In The Waitress you explore the two POV when it comes to choices or freedoms available to women. The Indian and the American girls in this story are not all that different, are they? It is just a matter of perspective. What was the inspiration for this story?

What a terrific question! There were two inspirations behind this story.

First, in my fifteen years thus far in the US, I have encountered many patronizing comments to the effect that my life must be so much better now that I live here versus in India. But the same me, when in countries like Bangladesh, have received admiring comments and great hospitality because I am from India. I personally don’t think my life is any better or worse based on which country I live in. As long as I have access to good food and three solid friends, I am set anywhere. It does amaze me though that one’s sense of self can change so much depending on where they grow up, where they live, and what others think they know and understand of that life.

The second inspiration is from George Saunders’ heart-wrenching story Puppy. I have read and taught that a few hundred times, and each time, I am taken by the inventive format and the sheer breadth of the characters encompassed within so few words.


Publishing a book in India and later releasing in US sounds like a unique experience. How is it being received in India? Are you hearing from readers who identify with some or one of your protagonists? I know I identify with the narrator of The Party.

Thus far, readers have been very kind to my misbehaving women. As you very well know, writing is such a lonely job, and while you are in the midst of it and even when you send it out for publication, there is no way of knowing if anyone will actually read your words or connect with them.
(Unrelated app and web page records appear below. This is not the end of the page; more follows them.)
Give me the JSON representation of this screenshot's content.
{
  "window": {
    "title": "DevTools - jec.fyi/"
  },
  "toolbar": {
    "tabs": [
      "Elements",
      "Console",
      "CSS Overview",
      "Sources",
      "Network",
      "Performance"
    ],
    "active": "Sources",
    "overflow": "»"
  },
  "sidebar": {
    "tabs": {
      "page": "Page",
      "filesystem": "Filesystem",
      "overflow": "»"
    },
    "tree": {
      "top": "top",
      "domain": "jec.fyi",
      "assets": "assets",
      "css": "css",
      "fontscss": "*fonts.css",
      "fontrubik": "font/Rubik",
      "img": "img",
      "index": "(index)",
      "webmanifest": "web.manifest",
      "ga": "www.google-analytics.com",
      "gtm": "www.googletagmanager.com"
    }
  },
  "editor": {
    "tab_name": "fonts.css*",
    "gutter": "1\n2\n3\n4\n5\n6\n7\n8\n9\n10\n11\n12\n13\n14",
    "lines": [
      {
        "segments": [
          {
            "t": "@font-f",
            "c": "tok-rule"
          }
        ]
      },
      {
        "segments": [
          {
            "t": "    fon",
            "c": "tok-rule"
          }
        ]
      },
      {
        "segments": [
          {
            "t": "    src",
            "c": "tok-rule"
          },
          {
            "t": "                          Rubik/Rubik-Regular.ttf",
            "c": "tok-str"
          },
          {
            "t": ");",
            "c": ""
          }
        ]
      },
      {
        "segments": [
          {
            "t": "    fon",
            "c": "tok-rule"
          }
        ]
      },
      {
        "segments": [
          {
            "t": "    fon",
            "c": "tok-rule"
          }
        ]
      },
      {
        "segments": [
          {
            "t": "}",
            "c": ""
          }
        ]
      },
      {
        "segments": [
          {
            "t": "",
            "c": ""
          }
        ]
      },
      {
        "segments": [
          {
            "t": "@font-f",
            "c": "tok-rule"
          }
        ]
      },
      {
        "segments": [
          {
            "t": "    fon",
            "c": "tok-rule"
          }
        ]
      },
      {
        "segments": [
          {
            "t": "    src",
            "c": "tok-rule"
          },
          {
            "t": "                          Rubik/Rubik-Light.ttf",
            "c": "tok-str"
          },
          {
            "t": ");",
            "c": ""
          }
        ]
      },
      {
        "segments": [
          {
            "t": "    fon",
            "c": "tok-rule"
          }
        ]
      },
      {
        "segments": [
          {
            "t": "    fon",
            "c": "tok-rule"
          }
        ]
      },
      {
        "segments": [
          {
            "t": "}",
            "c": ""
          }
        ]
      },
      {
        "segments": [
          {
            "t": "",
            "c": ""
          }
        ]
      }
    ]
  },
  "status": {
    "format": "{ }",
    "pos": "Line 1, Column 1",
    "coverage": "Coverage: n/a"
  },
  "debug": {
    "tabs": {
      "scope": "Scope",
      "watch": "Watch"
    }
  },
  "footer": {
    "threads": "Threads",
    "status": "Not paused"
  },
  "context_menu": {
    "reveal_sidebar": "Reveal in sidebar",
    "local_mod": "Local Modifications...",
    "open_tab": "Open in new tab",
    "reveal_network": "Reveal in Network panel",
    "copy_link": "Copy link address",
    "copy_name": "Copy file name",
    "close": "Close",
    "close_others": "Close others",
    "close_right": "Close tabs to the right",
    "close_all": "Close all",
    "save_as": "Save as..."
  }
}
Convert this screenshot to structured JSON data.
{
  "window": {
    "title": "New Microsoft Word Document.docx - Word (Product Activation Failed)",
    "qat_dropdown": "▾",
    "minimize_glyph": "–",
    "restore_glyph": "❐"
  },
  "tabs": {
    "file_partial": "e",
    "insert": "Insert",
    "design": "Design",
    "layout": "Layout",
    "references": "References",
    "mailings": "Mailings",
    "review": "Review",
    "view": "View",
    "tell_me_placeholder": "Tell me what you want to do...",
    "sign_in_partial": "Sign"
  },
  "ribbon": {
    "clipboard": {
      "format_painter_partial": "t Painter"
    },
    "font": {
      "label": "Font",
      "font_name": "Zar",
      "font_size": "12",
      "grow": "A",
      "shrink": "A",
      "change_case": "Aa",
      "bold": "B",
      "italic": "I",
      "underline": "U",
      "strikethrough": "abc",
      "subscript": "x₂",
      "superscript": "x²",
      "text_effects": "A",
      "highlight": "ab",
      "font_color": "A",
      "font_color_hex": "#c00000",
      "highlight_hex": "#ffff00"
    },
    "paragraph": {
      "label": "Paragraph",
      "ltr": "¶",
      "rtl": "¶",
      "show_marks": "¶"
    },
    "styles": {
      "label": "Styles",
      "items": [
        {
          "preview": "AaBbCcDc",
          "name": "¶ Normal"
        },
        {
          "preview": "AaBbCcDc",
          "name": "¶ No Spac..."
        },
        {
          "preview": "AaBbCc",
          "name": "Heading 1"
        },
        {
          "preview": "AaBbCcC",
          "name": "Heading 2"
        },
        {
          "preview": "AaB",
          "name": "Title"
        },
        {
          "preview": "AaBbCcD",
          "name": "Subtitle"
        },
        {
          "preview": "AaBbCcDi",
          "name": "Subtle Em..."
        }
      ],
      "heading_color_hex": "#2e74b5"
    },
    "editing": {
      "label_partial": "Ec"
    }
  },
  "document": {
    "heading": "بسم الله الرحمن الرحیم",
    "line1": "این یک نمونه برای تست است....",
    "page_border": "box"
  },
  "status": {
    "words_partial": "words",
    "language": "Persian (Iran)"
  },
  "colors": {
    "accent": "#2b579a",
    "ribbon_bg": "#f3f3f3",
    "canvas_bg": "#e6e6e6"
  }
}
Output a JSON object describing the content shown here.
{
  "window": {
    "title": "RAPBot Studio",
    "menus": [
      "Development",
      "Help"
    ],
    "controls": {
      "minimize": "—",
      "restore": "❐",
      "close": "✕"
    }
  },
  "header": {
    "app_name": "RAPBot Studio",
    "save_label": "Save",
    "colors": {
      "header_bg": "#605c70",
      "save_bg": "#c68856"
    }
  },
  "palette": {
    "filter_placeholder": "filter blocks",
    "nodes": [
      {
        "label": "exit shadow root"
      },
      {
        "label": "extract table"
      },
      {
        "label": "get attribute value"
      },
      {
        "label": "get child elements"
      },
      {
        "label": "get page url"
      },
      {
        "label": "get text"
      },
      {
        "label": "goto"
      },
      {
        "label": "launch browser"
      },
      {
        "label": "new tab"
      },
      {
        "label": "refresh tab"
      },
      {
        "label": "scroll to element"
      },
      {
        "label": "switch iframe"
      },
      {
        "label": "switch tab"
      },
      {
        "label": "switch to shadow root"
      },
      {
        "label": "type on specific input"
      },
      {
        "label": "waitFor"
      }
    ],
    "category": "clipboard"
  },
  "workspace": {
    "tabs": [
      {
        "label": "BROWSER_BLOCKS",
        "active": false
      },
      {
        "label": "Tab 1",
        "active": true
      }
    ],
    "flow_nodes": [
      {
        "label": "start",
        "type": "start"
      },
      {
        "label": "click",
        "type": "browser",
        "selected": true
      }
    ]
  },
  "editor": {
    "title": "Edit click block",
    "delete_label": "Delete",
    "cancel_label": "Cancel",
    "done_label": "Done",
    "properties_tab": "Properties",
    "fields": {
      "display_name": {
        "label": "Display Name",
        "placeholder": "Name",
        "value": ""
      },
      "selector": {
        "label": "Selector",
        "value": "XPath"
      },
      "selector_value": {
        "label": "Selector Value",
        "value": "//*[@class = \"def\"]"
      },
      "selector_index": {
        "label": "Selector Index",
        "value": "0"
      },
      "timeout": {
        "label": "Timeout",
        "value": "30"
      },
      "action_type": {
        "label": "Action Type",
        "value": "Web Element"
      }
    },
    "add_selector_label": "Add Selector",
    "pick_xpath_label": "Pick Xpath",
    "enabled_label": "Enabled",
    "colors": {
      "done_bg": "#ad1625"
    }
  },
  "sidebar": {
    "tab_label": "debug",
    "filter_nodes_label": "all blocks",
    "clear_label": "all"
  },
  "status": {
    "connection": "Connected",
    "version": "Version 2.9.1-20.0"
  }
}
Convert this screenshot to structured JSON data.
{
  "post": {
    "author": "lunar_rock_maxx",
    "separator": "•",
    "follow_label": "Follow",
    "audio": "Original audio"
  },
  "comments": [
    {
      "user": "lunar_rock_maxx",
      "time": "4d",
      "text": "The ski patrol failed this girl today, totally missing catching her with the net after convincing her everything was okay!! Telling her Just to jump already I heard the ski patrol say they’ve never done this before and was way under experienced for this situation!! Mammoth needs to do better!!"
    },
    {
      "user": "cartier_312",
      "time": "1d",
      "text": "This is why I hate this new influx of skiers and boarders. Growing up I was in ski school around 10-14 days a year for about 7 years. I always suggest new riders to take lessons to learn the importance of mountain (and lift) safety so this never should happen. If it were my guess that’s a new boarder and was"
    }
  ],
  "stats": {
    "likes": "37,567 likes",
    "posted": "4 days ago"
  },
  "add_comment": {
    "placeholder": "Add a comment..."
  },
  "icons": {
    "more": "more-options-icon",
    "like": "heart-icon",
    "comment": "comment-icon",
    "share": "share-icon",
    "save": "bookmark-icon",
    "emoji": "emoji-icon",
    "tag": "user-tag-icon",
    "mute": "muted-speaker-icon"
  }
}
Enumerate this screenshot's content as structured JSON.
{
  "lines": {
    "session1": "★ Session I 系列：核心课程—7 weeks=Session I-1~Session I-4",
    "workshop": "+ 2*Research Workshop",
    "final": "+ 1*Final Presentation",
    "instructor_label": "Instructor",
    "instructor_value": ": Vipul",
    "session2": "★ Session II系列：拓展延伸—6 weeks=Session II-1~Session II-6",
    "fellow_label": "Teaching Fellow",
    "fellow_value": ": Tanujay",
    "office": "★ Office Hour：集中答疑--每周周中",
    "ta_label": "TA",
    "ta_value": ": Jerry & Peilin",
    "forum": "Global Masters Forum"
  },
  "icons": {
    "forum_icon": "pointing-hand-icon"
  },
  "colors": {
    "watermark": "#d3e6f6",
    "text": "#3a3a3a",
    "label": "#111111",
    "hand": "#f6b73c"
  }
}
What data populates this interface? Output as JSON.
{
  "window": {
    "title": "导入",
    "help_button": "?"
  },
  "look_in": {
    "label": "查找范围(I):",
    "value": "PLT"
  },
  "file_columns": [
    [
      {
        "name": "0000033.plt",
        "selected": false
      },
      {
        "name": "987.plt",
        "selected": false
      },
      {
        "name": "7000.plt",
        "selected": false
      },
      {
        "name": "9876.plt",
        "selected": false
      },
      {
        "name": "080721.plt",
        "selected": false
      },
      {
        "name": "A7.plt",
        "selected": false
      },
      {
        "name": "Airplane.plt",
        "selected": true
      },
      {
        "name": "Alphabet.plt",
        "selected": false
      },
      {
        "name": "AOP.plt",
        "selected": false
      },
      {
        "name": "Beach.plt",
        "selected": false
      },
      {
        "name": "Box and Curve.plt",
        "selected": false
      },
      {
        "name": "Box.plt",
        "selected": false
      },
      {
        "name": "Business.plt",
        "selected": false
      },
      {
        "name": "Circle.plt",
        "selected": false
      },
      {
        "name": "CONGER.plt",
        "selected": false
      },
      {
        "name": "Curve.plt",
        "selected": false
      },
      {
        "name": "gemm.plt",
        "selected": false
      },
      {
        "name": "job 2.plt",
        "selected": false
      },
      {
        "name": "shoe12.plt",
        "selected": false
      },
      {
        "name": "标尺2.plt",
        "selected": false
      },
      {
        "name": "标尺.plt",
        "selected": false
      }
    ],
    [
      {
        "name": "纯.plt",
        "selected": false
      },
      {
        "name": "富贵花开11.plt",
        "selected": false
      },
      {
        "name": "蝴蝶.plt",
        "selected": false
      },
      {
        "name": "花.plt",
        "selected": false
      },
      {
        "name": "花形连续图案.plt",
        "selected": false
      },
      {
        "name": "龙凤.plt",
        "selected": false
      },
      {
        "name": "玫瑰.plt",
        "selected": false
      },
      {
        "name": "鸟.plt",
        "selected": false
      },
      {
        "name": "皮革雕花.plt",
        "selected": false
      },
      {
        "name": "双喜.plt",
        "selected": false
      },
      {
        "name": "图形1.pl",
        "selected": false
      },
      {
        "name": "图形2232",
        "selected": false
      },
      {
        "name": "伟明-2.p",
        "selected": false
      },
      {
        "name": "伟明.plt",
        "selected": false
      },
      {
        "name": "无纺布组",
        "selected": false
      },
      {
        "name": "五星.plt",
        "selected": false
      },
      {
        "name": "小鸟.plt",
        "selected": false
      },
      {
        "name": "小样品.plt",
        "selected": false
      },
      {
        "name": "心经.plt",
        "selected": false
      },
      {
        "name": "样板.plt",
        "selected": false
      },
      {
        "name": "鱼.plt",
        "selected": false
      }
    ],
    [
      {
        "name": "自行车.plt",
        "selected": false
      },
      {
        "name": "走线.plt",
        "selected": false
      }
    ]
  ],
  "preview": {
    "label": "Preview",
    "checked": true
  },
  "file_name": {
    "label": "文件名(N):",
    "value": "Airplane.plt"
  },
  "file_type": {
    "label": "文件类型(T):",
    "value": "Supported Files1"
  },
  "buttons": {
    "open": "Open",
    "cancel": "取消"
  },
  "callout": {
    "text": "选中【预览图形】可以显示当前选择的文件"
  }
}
I am grateful that my book has found its way into the world.

I don’t recommend publishing during any pandemic though. If it weren’t for Covid-19, I’d have gone to India for the release. To have to “enjoy” its launch from my living room couch was really not that enjoyable. Of course, given the state of the world, it seems petty to complain about something as small as a book. But it also took me fourteen years to get all these people out of my head and onto the page.


In two of your stories, “Knots” and “Shaaji and Satnam,” the women protagonists both run away from home to marry the boy they love. But these marriages don’t end up in happily ever after and even though the women at some point regret their decision, those decisions were the only form of agency they could exercise in the patriarchal families they come from. Is that what you were trying to portray in these stories?

While the protagonists of these stories do run away from home to marry the men they love, I think that’s where the similarities end. The two women are very different in terms of the socio-economic worlds they come from, where they live, and of course, the time period. Shaaji has little to no opportunities. The only way she can leave her father’s house is by marrying someone of his choice. But Manasi in “Knots” comes from a wealthy, educated family where her father dreams of her becoming a doctor. I’d also argue that there is far greater prospect of her finding happiness in her life because of the way in which she leaves her home, the kind of man she falls in love with versus Shaaji and the (pun intended) bloody choices she makes.


In your non-fiction work as well as in the stories in WWM, you mention your close relationship with your brother. It is the same for me, so I am curious how he feels about your writing and the way you write about him?

Thus far, he has not complained! I remain thrilled and grateful for his support. It amazes me that this isn’t something he has come to now, as an adult. He was this terrific, supportive guy even when we were kids. I am very lucky.